by Karen Cushman
Editor: Clarion Books
It's time for Grayling to be a hero. Her mother, a “wise woman”—a sort of witch—has been turned into a tree by evil forces. Tangles and toadstools! Lacking confidence after years of being called “Feeble Wits” by her mother, Grayling heads off dubiously into the wilds in search of help, where she finds a weather witch, an aromatic enchantress, a cheese soothsayer, a slyly foolish apprentice, and a shape-shifting mouse named Pook!
I received an ARC copy from NetGally in exchange for an honest review.
There’s something about Karen Cushman’s writing and the way she weaves magic into her stories that I can't quite describe. I am not new to Cushman's books I started with Catherine, called Birdy a couple of years ago and followed it with all the other books I could get my hands on. If you pay attention you can always spot Cushman’s writing by the way she weaves ordinary things into fantastic adventures and I enjoy the way she gives voice to young apprentices throughout history in the most amazing tales.
In Cushman’s books there are no heroes and villains per se only people who try to do the best with what they have and in doing so, Cushman creates characters that are easy to relate to and to enjoy.
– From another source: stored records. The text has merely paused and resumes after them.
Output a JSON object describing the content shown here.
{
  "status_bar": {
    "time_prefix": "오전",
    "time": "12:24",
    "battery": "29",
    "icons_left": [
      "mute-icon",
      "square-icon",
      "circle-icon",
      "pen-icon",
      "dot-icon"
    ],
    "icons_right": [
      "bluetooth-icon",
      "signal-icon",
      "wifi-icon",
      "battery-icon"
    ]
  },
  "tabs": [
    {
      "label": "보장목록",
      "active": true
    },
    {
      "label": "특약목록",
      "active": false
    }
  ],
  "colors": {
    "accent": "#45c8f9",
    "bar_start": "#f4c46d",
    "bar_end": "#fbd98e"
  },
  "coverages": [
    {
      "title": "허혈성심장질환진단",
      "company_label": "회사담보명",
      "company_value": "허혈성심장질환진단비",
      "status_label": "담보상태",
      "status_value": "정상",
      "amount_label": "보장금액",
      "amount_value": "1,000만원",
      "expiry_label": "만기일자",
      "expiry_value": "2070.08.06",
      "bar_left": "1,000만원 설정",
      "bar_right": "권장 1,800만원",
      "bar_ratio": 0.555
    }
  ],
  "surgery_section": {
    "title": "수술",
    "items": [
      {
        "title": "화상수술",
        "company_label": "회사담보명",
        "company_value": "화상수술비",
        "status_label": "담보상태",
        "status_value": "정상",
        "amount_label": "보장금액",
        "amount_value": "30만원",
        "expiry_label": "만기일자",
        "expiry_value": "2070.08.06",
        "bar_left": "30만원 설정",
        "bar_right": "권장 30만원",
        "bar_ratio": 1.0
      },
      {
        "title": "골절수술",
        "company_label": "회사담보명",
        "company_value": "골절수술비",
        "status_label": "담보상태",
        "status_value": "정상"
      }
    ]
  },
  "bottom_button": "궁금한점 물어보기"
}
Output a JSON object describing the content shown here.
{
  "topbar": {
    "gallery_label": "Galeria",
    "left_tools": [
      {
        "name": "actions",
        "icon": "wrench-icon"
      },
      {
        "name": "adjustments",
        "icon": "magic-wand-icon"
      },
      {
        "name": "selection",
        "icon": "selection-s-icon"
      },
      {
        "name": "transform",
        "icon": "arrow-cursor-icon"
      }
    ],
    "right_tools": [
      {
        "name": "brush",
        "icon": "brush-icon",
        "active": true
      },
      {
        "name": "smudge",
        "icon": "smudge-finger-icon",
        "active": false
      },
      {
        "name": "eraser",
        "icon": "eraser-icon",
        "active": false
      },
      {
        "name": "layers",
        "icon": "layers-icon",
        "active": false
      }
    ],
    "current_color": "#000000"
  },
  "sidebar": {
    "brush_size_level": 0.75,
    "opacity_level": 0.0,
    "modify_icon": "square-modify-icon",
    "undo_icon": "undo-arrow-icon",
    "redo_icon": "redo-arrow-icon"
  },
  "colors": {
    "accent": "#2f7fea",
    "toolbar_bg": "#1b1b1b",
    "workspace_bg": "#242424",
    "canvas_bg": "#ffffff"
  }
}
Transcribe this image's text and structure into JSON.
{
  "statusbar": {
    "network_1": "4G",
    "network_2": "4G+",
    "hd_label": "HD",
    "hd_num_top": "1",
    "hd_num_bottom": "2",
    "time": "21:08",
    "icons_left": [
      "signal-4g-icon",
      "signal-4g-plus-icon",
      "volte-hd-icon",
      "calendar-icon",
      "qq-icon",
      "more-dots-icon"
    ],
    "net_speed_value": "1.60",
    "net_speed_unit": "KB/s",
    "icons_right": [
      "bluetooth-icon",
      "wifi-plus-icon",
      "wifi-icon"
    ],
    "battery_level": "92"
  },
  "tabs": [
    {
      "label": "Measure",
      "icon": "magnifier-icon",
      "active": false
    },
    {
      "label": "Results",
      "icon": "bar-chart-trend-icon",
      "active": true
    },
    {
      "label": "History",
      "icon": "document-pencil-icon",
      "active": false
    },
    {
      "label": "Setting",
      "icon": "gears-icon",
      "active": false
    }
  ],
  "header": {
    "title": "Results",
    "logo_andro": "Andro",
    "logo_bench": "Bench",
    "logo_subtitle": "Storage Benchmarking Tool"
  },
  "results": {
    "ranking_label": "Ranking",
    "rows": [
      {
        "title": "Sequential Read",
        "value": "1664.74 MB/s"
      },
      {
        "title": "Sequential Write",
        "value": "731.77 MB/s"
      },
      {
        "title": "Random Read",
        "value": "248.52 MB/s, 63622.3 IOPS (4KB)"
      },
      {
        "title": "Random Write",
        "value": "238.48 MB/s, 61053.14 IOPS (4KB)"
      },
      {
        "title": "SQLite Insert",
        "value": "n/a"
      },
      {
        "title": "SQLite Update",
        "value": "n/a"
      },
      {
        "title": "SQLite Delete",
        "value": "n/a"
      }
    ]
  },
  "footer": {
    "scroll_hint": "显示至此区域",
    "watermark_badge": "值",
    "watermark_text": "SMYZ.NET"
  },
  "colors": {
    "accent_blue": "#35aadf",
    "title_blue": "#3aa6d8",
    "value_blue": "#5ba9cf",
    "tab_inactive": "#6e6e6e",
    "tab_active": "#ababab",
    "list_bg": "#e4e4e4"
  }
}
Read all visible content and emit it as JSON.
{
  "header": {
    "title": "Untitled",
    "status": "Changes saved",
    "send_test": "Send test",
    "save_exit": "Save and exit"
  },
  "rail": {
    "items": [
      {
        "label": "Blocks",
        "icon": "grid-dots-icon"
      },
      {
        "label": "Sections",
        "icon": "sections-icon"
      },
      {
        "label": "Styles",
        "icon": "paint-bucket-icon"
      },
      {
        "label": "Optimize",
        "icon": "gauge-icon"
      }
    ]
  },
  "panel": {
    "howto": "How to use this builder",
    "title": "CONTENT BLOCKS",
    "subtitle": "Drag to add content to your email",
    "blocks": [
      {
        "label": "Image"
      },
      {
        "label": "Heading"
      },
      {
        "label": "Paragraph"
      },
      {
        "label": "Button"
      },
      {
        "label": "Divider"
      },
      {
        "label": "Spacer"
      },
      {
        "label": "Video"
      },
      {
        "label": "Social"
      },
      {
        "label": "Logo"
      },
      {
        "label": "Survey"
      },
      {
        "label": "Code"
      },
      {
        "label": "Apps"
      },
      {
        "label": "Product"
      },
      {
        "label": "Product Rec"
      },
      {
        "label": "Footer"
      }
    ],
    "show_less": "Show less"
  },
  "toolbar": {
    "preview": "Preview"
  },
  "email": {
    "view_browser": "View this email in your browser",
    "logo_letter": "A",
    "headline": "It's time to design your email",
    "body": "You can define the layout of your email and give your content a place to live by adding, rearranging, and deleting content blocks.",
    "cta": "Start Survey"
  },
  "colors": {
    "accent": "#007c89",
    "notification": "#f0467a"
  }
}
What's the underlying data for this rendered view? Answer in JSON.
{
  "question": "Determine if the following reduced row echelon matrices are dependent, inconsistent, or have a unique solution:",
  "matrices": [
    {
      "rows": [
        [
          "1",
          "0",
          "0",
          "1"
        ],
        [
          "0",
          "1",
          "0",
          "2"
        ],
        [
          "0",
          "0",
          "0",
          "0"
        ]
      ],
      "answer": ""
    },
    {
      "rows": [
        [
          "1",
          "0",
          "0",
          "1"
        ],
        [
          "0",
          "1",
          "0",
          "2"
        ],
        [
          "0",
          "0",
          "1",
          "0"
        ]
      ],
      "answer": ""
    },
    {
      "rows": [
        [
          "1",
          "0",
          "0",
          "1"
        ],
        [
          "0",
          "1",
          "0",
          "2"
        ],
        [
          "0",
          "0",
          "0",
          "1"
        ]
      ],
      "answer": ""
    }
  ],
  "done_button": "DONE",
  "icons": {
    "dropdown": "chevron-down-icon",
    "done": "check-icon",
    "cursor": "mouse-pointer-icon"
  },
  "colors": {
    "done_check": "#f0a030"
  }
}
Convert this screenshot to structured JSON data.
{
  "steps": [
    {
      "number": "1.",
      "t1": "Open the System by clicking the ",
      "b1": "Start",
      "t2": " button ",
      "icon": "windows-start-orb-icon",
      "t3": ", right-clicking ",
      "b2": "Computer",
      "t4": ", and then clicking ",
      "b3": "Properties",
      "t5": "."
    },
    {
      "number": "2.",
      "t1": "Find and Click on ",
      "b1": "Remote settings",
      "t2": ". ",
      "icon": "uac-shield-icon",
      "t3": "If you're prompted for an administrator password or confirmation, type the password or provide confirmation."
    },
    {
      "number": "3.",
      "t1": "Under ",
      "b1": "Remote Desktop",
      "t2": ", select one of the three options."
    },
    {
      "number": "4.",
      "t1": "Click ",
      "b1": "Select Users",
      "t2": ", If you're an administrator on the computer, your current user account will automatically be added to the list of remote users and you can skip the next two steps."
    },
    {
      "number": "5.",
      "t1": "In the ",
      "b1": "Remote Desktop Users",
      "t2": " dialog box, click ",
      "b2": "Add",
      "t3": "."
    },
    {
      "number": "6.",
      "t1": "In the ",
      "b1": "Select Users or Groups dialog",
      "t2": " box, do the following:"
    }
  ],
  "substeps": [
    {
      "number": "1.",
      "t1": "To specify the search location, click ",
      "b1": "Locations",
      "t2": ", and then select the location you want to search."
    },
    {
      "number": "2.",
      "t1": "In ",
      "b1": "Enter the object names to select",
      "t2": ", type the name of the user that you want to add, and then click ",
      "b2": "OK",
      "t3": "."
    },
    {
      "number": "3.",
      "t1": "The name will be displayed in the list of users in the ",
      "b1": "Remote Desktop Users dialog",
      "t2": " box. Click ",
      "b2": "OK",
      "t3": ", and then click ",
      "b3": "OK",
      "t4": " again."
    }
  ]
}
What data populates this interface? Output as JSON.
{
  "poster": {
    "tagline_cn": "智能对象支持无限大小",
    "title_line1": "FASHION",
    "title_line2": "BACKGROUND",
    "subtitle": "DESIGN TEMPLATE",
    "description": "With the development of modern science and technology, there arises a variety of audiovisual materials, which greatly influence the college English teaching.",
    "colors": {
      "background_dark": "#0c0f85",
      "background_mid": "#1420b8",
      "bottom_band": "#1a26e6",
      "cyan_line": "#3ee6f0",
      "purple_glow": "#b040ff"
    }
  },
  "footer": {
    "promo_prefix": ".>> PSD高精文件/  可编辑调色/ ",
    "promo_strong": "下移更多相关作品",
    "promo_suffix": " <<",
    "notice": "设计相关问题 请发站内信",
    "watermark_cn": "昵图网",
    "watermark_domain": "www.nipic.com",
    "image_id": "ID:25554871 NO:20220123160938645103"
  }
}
Grayling's Song is Cushman’s latest book and up to now one of my favourites by this author and if I am honest probably in general as well. Wise women are characters that I always like to see in fiction, better yet when we see a wise woman come into herself. Like most books by Cushman this a coming of age tale where our protagonist leaves her childhood home behind to find her place in world. This in essence also gives Cushman’s books a feeling of fairy tales since her characters leave the warmth of home in search of fortune.
Grayling has been at her mother's beck and call all her life and believes that she is useless and only an extra pair of hands to her mother. So when a mysterious force strikes her mother down she has to step up and try to save her. Harmed with her wits and what's left of her mother's potions Grayling goes on in search of answers even though she doesn't know exactly what are the questions.
Beautifully written and with funny characters Grayling's Song provides an interesting view into the wise woman's journey and how our biggest fears can be our biggest friends or worst enemies depending on how we choose to face/embrace them. All in all a book that I would recommend.
Cat / Ki
Known bookaholic and weekend writer. Cat loves books and everything that's related to them. From time to time she has very strong feelings and opinions about books and the world and she likes writes about them (mostly in her blog Encruzilhadas Literárias). She also has a personal GoodReads account and she believes the world is a better place for it (AKA no more repeated books from relatives as gifts). She lives in the UK and can often be found either in Waterstones or the Charity Shops.